Get Documents Appraised
Professional appraisals are important for historical collectables. An appraisal will give you an official estimate of the value, which can be used for securing insurance. Appraisals also give you a better idea of an acceptable price when it comes time to sell off your investment.
Keep Track of the Market and Trends
You won’t be checking stats daily like the stock market, but keeping up with historical document sales is needed to ensure you make the best decisions for your investment. After all, making money on investments hinges on knowing when to buy and when to sell. Knowing what’s happening in the market will help you determine when the time is ripe to sell or whether you should hold onto your asset a little longer. Demand for historical documents tends to be higher than supply, but catching things right when interest is trending upward can help you make the most profit possible.
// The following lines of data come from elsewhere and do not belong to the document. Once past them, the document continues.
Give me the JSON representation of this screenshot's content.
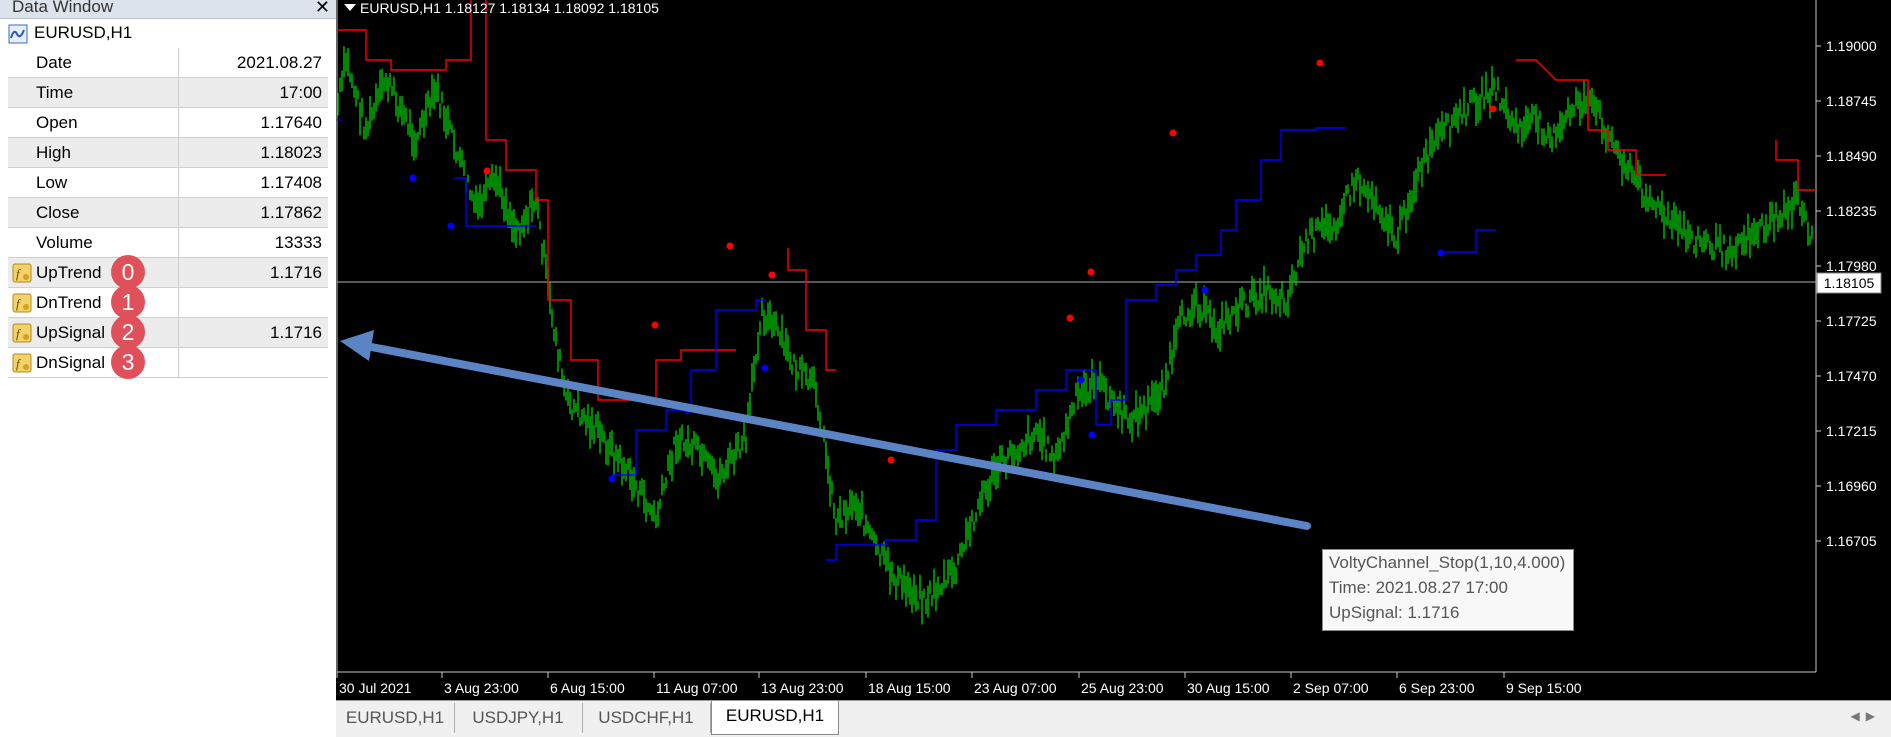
{
  "data_window": {
    "title": "Data Window",
    "symbol": "EURUSD,H1",
    "rows": [
      {
        "name": "Date",
        "value": "2021.08.27"
      },
      {
        "name": "Time",
        "value": "17:00"
      },
      {
        "name": "Open",
        "value": "1.17640"
      },
      {
        "name": "High",
        "value": "1.18023"
      },
      {
        "name": "Low",
        "value": "1.17408"
      },
      {
        "name": "Close",
        "value": "1.17862"
      },
      {
        "name": "Volume",
        "value": "13333"
      }
    ],
    "indicators": [
      {
        "name": "UpTrend",
        "value": "1.1716",
        "badge": "0"
      },
      {
        "name": "DnTrend",
        "value": "",
        "badge": "1"
      },
      {
        "name": "UpSignal",
        "value": "1.1716",
        "badge": "2"
      },
      {
        "name": "DnSignal",
        "value": "",
        "badge": "3"
      }
    ]
  },
  "chart": {
    "header": "EURUSD,H1  1.18127 1.18134 1.18092 1.18105",
    "current_price": "1.18105",
    "price_labels": [
      "1.19000",
      "1.18745",
      "1.18490",
      "1.18235",
      "1.17980",
      "1.17725",
      "1.17470",
      "1.17215",
      "1.16960",
      "1.16705"
    ],
    "time_labels": [
      "30 Jul 2021",
      "3 Aug 23:00",
      "6 Aug 15:00",
      "11 Aug 07:00",
      "13 Aug 23:00",
      "18 Aug 15:00",
      "23 Aug 07:00",
      "25 Aug 23:00",
      "30 Aug 15:00",
      "2 Sep 07:00",
      "6 Sep 23:00",
      "9 Sep 15:00"
    ],
    "colors": {
      "candles": "#00c000",
      "uptrend": "#0000ff",
      "dntrend": "#ff0000",
      "arrow": "#5b84c4",
      "background": "#000000"
    }
  },
  "tooltip": {
    "line1": "VoltyChannel_Stop(1,10,4.000)",
    "line2": "Time: 2021.08.27 17:00",
    "line3": "UpSignal: 1.1716"
  },
  "tabs": [
    {
      "label": "EURUSD,H1",
      "active": false
    },
    {
      "label": "USDJPY,H1",
      "active": false
    },
    {
      "label": "USDCHF,H1",
      "active": false
    },
    {
      "label": "EURUSD,H1",
      "active": true
    }
  ]
}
Historical and autographed documents have always been popular collectibles, but now more people are beginning to realize their investment potential. Every year countless documents are sold privately and at auction for thousands and even millions of dollars. Investors that seek professional guidance before buying and take care to preserve their asset will be able to grow their portfolio or retirement nest egg by simply holding on to a piece of history.
In general alternative investments (historical documents, art, coins, collectibles etc.) should make up a small portion, under 5%, of an investment portfolio. Another investment that isn’t quite normal, but isn’t really considered a normal investment either is peer to peer loans. We have written about peer to peer loans several times on this blog recently, I would consider under 5% for peer to peer loans acceptable but would consider that part of the bond portion of a portfolio.